The health and wellbeing of workers is an area that can often be overlooked, particularly in higher risk industries where safety is a key focus, according to The University of Queensland.
“The reasons behind this are varied, but may be due to the chronic longer-term nature of health and wellbeing issues, as the consequences of exposures are not seen immediately in contrast to safety hazards,” said Dr Kelly Johnstone, senior lecturer in occupational health and safety science in the university’s school of geography, planning and environmental management.
Another contributing factor is the issue of multiple causal agents in the development of occupational diseases – where both the work and non-work environments can contribute.
“It is also difficult to obtain statistics to support budget requests or research proposals for health and wellbeing initiatives as the effects are underreported and longer-term in nature,” said Johnstone.
Although substantial legislation exists for the management of hazardous chemicals in the workplace, she said this is one area that can be overlooked.
“Noise is also a health hazard, which is not so much overlooked as it is taken for granted,” said Johnstone, who also serves as chair of the SIA College of Fellows.
“Employers assume the only practical way to manage noise in the workplace is through the lowest order control measure of personal hearing protection.
“As we know this is not an effective control measure.
“More attention needs to be placed on substitution and engineering controls to reduce noise exposures.”
Johnstone, who recently spoke at an annual SIA women & friends networking breakfast in Canberra on “looking at the ‘H’ in OHS,” also said that the emergence of black lung is a more recent example of industry becoming complacent about a well-known health issue that was thought to be under control.

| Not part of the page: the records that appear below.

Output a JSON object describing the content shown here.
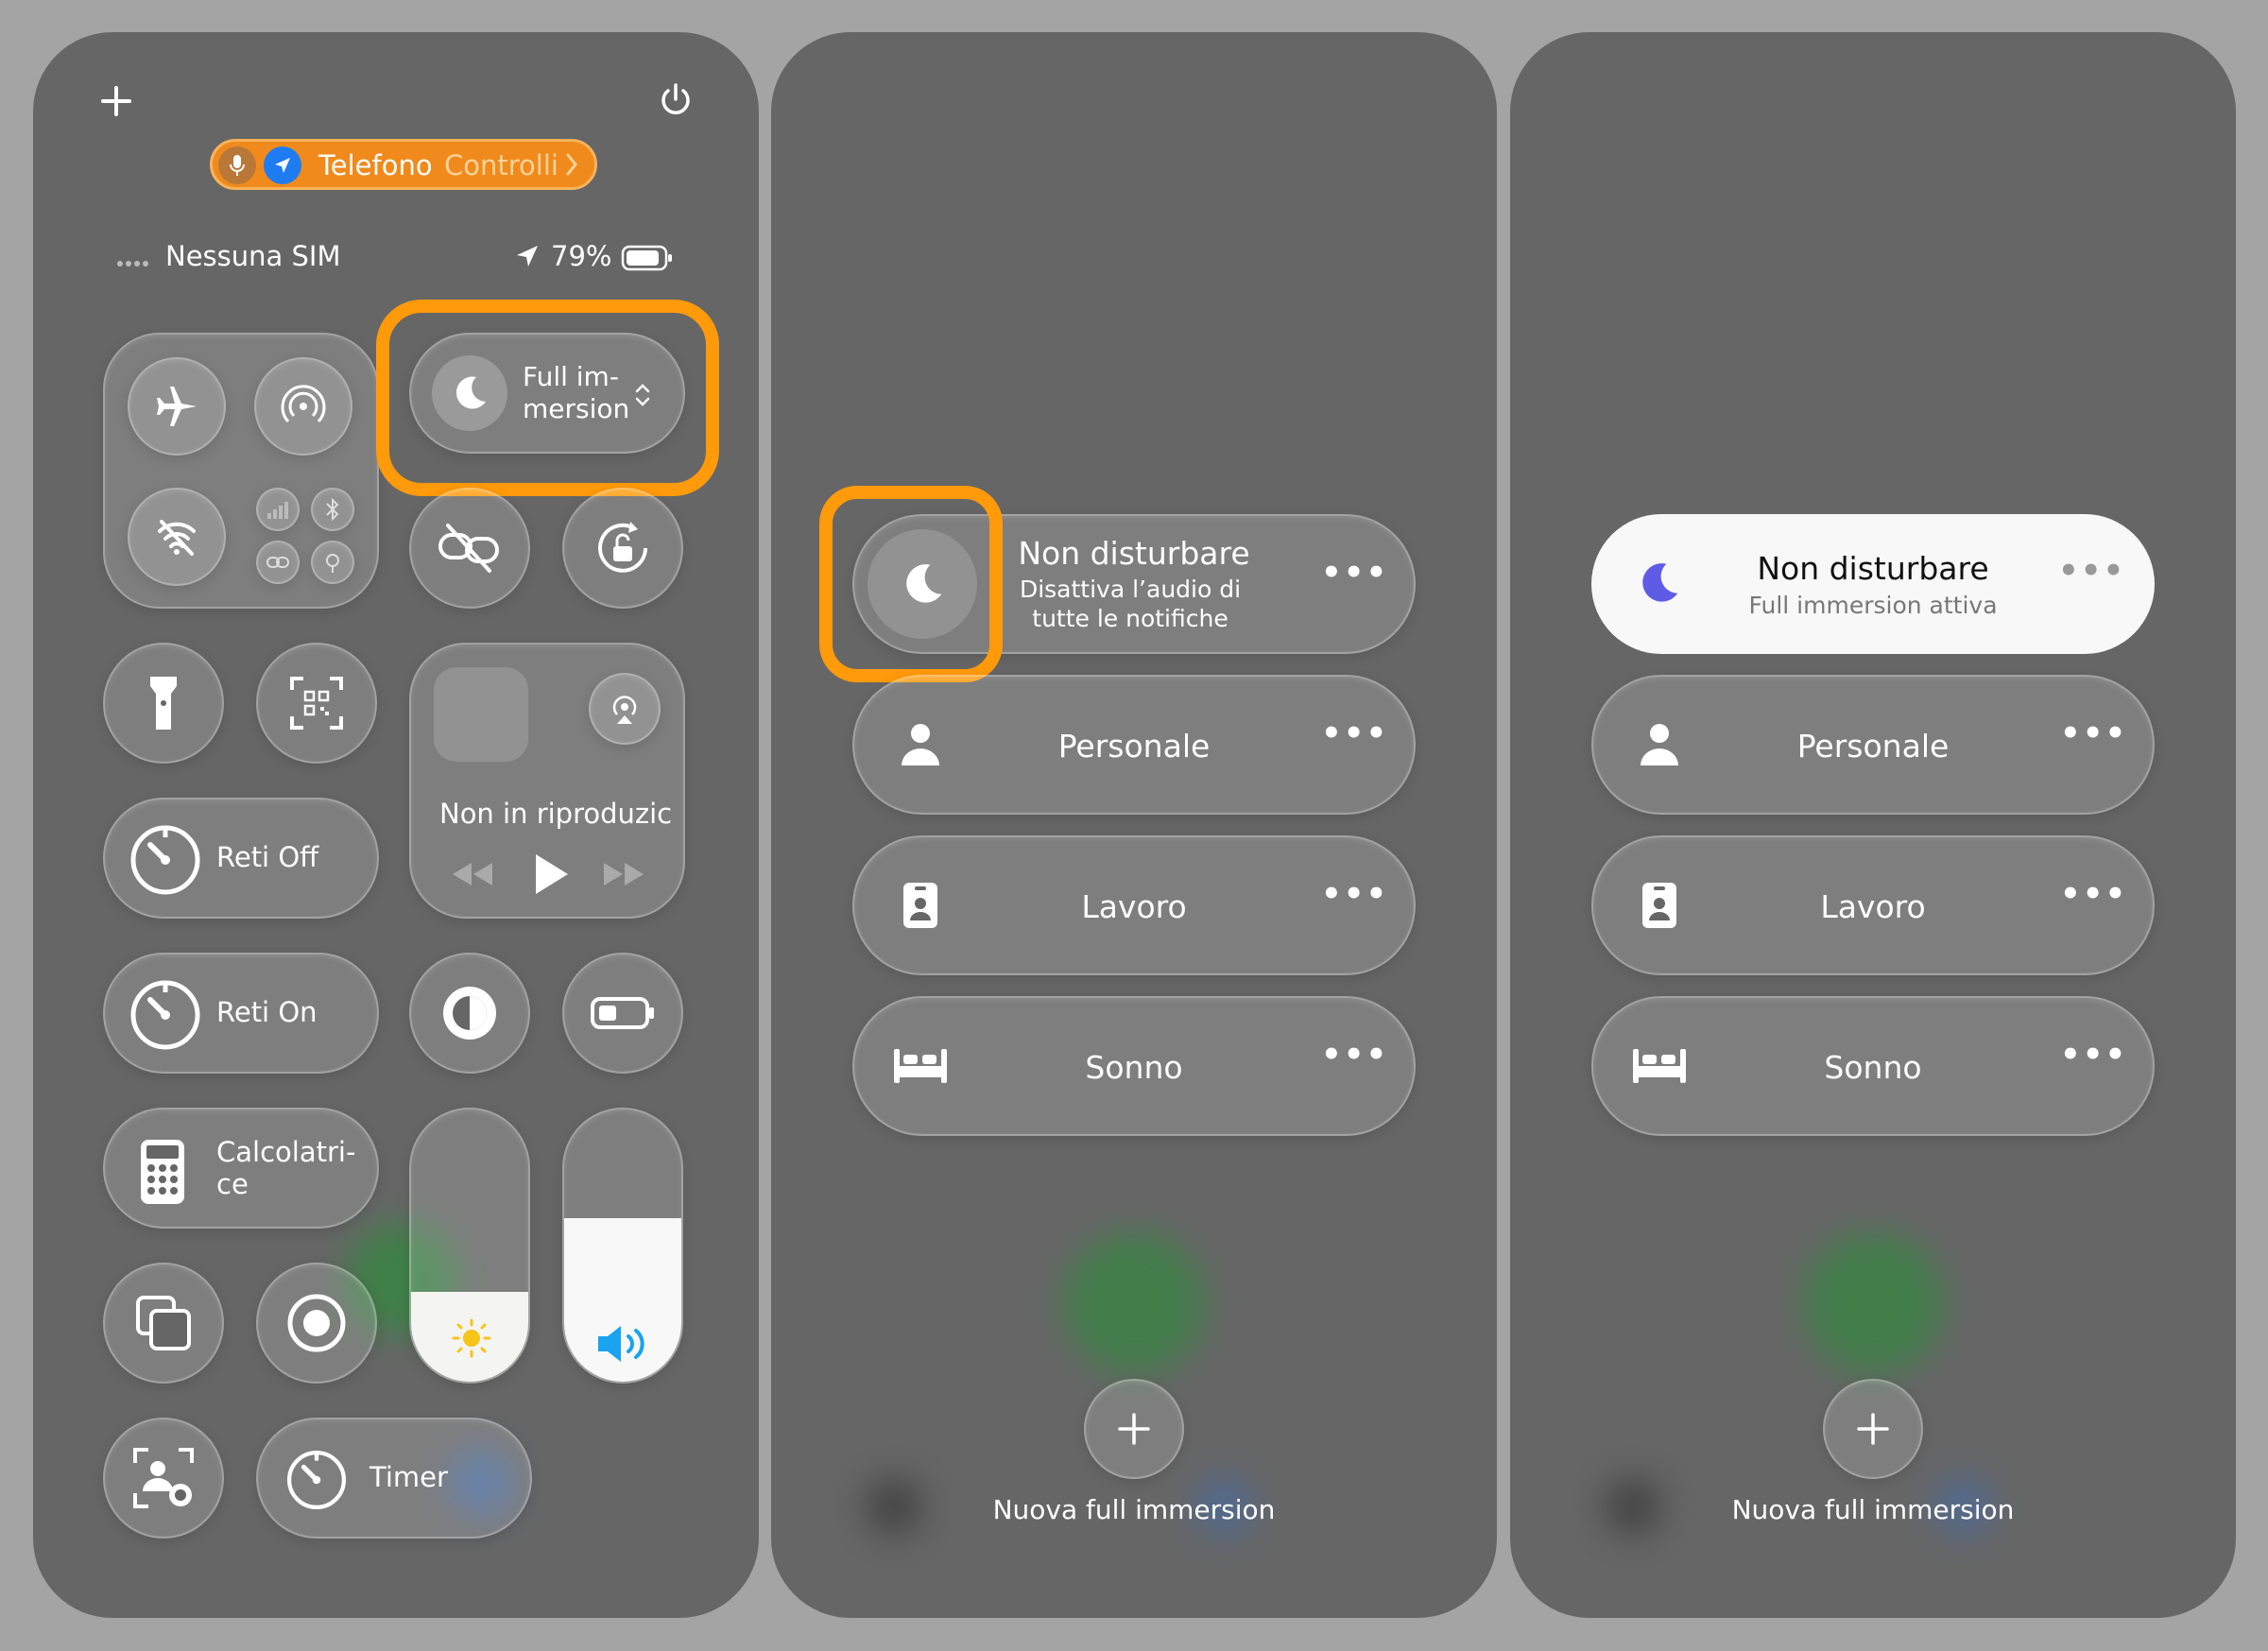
{
  "panel1": {
    "status_pill": {
      "app": "Telefono",
      "action": "Controlli"
    },
    "status_bar": {
      "carrier": "Nessuna SIM",
      "battery": "79%"
    },
    "focus_tile": {
      "label": "Full im-\nmersion"
    },
    "now_playing": {
      "text": "Non in riproduzic"
    },
    "reti_off": "Reti Off",
    "reti_on": "Reti On",
    "calculator": "Calcolatri-\nce",
    "timer": "Timer",
    "brightness_level": 0.33,
    "volume_level": 0.6
  },
  "panel2": {
    "dnd": {
      "title": "Non disturbare",
      "subtitle": "Disattiva l’audio di tutte le notifiche"
    },
    "personal": "Personale",
    "work": "Lavoro",
    "sleep": "Sonno",
    "new_focus": "Nuova full immersion"
  },
  "panel3": {
    "dnd": {
      "title": "Non disturbare",
      "subtitle": "Full immersion attiva"
    },
    "personal": "Personale",
    "work": "Lavoro",
    "sleep": "Sonno",
    "new_focus": "Nuova full immersion"
  },
  "colors": {
    "highlight": "#ff9a0a",
    "dnd_moon_active": "#5e5ce6",
    "status_orange": "#f08a1c"
  }
}
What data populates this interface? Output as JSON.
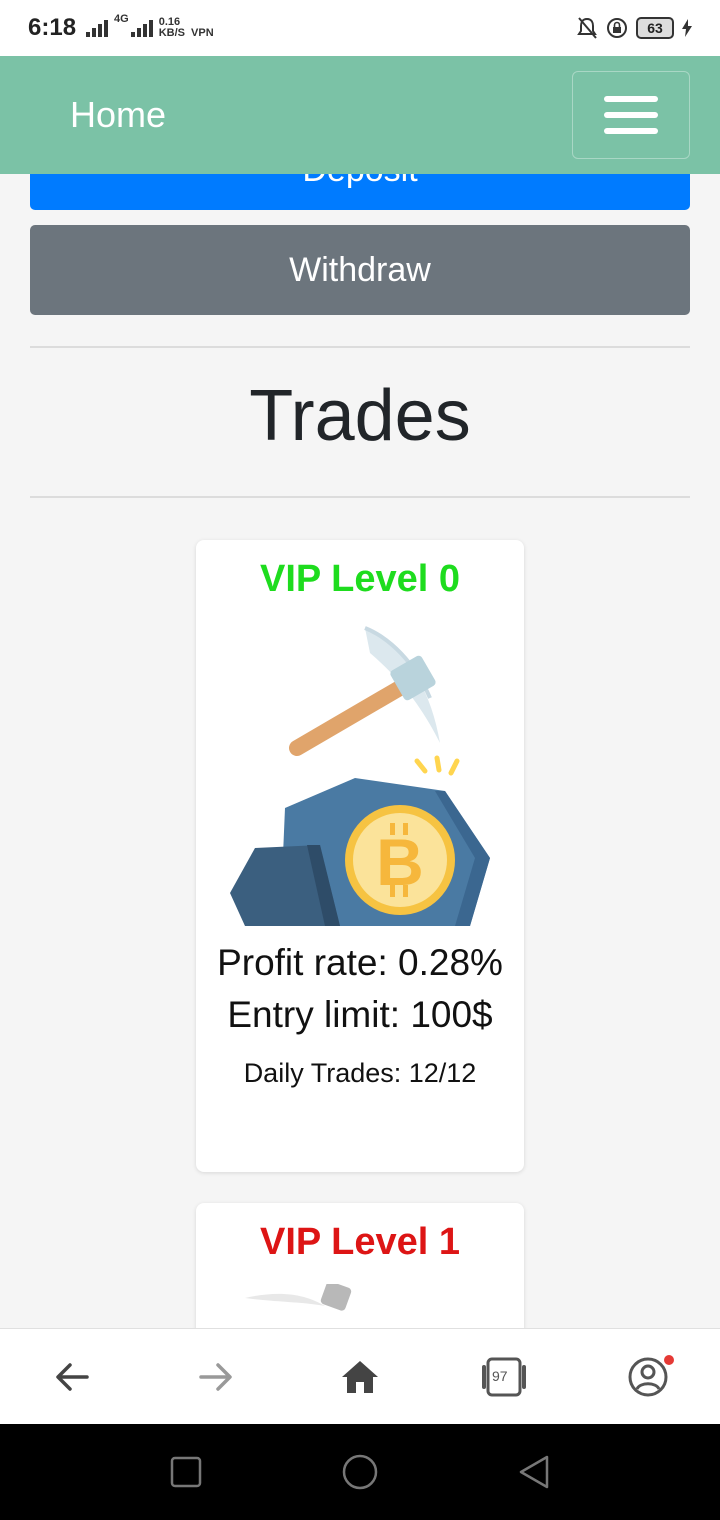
{
  "status_bar": {
    "time": "6:18",
    "network_type": "4G",
    "speed_value": "0.16",
    "speed_unit": "KB/S",
    "vpn_label": "VPN",
    "battery_level": "63"
  },
  "navbar": {
    "brand": "Home",
    "menu_icon": "hamburger-icon",
    "color": "#7bc2a6"
  },
  "actions": {
    "deposit_label": "Deposit",
    "withdraw_label": "Withdraw"
  },
  "section": {
    "title": "Trades"
  },
  "cards": [
    {
      "title": "VIP Level 0",
      "title_color": "#1edc1e",
      "image_icon": "bitcoin-mining-icon",
      "profit_rate": "Profit rate: 0.28%",
      "entry_limit": "Entry limit: 100$",
      "daily_trades": "Daily Trades: 12/12"
    },
    {
      "title": "VIP Level 1",
      "title_color": "#dd1515",
      "image_icon": "pickaxe-icon"
    }
  ],
  "browser_bar": {
    "tab_count": "97",
    "icons": [
      "back-arrow-icon",
      "forward-arrow-icon",
      "home-icon",
      "tabs-icon",
      "account-icon"
    ]
  },
  "system_nav": {
    "icons": [
      "recents-icon",
      "home-circle-icon",
      "back-triangle-icon"
    ]
  }
}
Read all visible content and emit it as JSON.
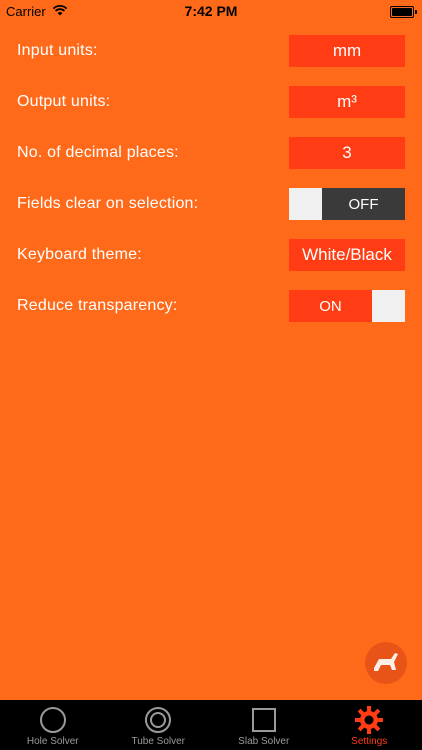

“It is important to maintain vigilance with regards to the management and continuous improvement of all workplace health issues, including focusing on higher order control measures to eliminate or mitigate the risks,” said Johnstone, who added that workforce awareness and education must also play a role.
“Crystalline silica exposure is another well-known hazardous dust exposure, which I believe some industries have become complacent about,” she said.
“We may expect to see a rise in health impacts from these exposures in the coming years.”
With the aging workforce in developed countries (including Australia), Johnstone said musculoskeletal issues will continue to be an area of focus for all industries.
“We will also see the emergence of musculoskeletal issues associated with the use of new technology and work at non-standard workstations and in non-standard work environments,” she said.
European countries tend to be ahead of Australia in the area of occupational health, and Johnstone noted they have a big focus on overall worker wellbeing and psychosocial hazards. “We already see increased attention in the area of worker wellbeing with the media interest in the research on sedentary work and its potential health effects,” she said.
“There has always been interest in promoting worker wellbeing, but more research is needed in this area to develop an evidence base for current and future practice.”
Psychosocial risks for aging workers are also getting attention in the peer reviewed literature, according to Johnstone.
“As already discussed, I believe we will continue to see the re-emergence of effects from older health hazards in the workplace due to compliancy and neglect in the management of these risks,” she said.
“Climate change will see an impact on outdoor workers with an increased number of work days with extreme heat conditions.”